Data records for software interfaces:

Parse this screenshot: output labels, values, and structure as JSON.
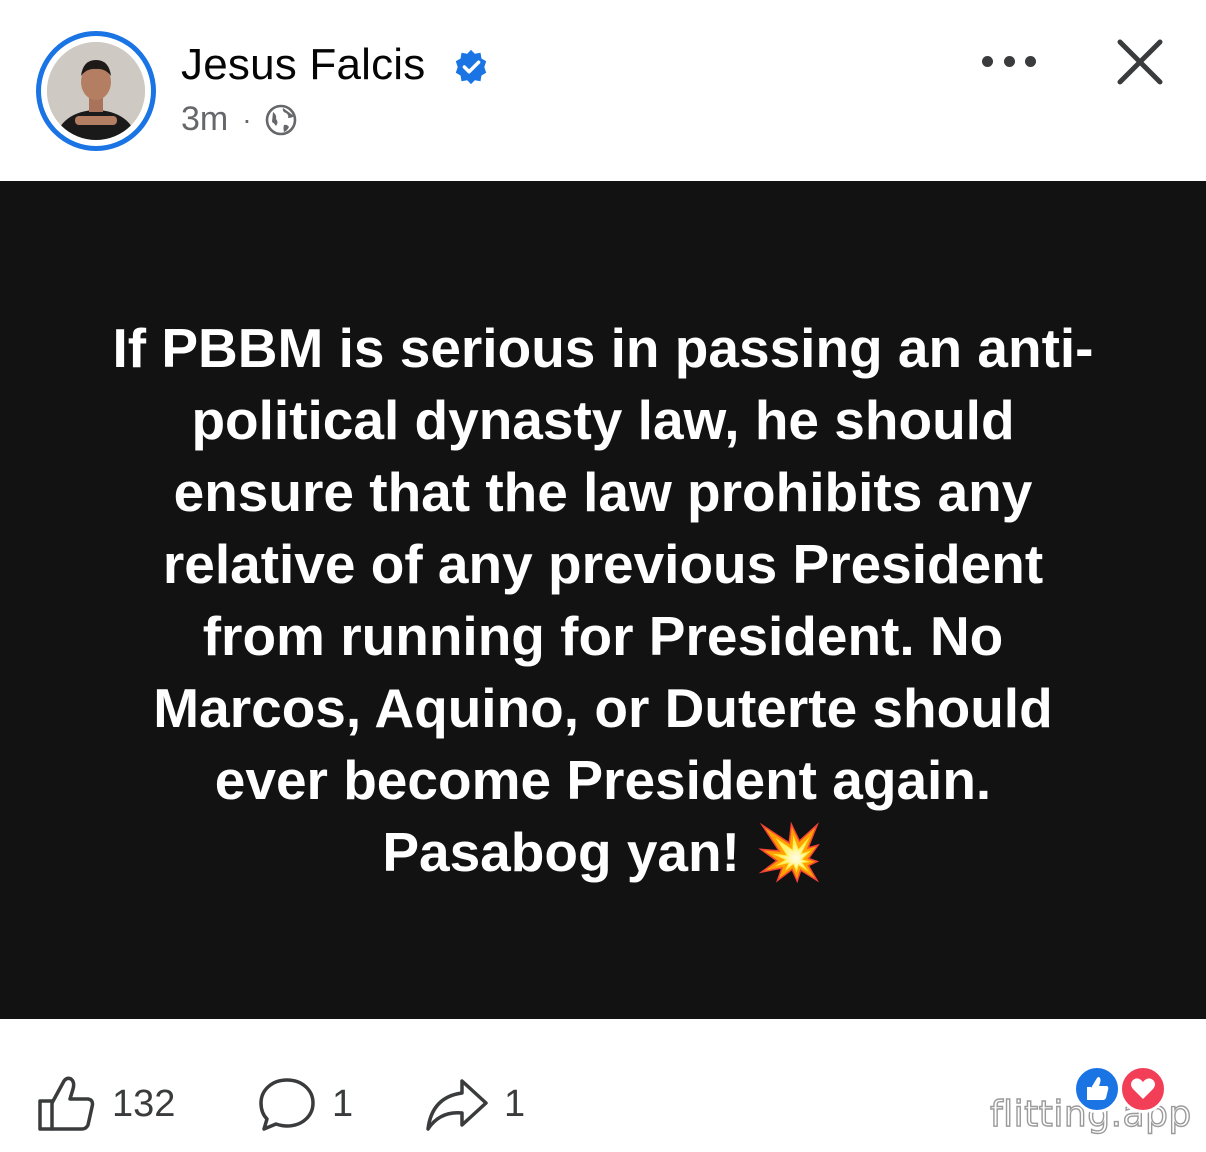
{
  "post": {
    "author": "Jesus Falcis",
    "verified": true,
    "timestamp": "3m",
    "separator": "·",
    "audience_icon": "globe-icon",
    "text": "If PBBM is serious in passing an anti-political dynasty law, he should ensure that the law prohibits any relative of any previous President from running for President. No Marcos, Aquino, or Duterte should ever become President again. Pasabog yan! 💥",
    "background_color": "#121212",
    "text_color": "#ffffff"
  },
  "header_actions": {
    "more_icon": "more-horizontal-icon",
    "close_icon": "close-icon"
  },
  "footer": {
    "likes": "132",
    "comments": "1",
    "shares": "1",
    "reactions": [
      "like",
      "love"
    ]
  },
  "watermark": "flitting.app",
  "colors": {
    "accent": "#1b74e4",
    "love": "#f33e58",
    "secondary_text": "#65676b"
  }
}
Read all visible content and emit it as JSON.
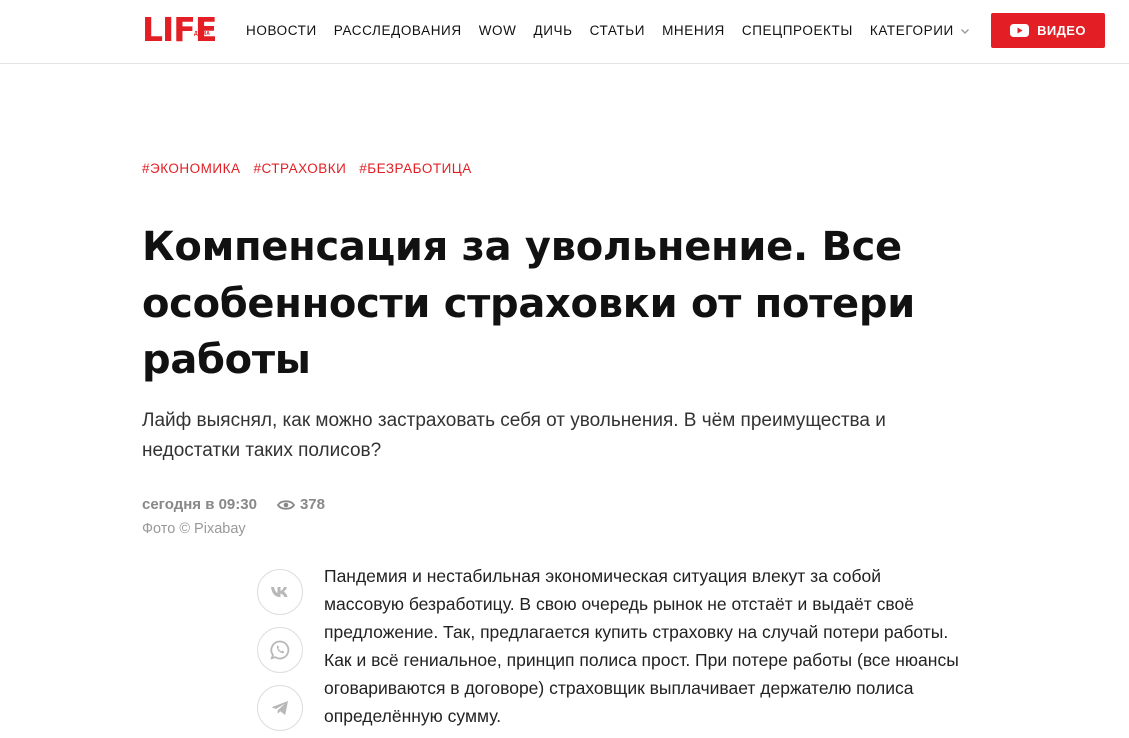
{
  "header": {
    "logo_text": "LIFE",
    "logo_sub": "ДОМА",
    "nav": [
      "НОВОСТИ",
      "РАССЛЕДОВАНИЯ",
      "WOW",
      "ДИЧЬ",
      "СТАТЬИ",
      "МНЕНИЯ",
      "СПЕЦПРОЕКТЫ"
    ],
    "categories_label": "КАТЕГОРИИ",
    "video_label": "ВИДЕО"
  },
  "article": {
    "tags": [
      "#ЭКОНОМИКА",
      "#СТРАХОВКИ",
      "#БЕЗРАБОТИЦА"
    ],
    "title": "Компенсация за увольнение. Все особенности страховки от потери работы",
    "lead": "Лайф выяснял, как можно застраховать себя от увольнения. В чём преимущества и недостатки таких полисов?",
    "date": "сегодня в 09:30",
    "views": "378",
    "photo_credit": "Фото © Pixabay",
    "body": "Пандемия и нестабильная экономическая ситуация влекут за собой массовую безработицу. В свою очередь рынок не отстаёт и выдаёт своё предложение. Так, предлагается купить страховку на случай потери работы. Как и всё гениальное, принцип полиса прост. При потере работы (все нюансы оговариваются в договоре) страховщик выплачивает держателю полиса определённую сумму."
  },
  "share": {
    "buttons": [
      "vk-icon",
      "whatsapp-icon",
      "telegram-icon"
    ]
  },
  "colors": {
    "brand_red": "#e31e24",
    "meta_gray": "#888888"
  }
}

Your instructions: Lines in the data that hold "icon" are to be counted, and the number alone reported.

Result for this task: 6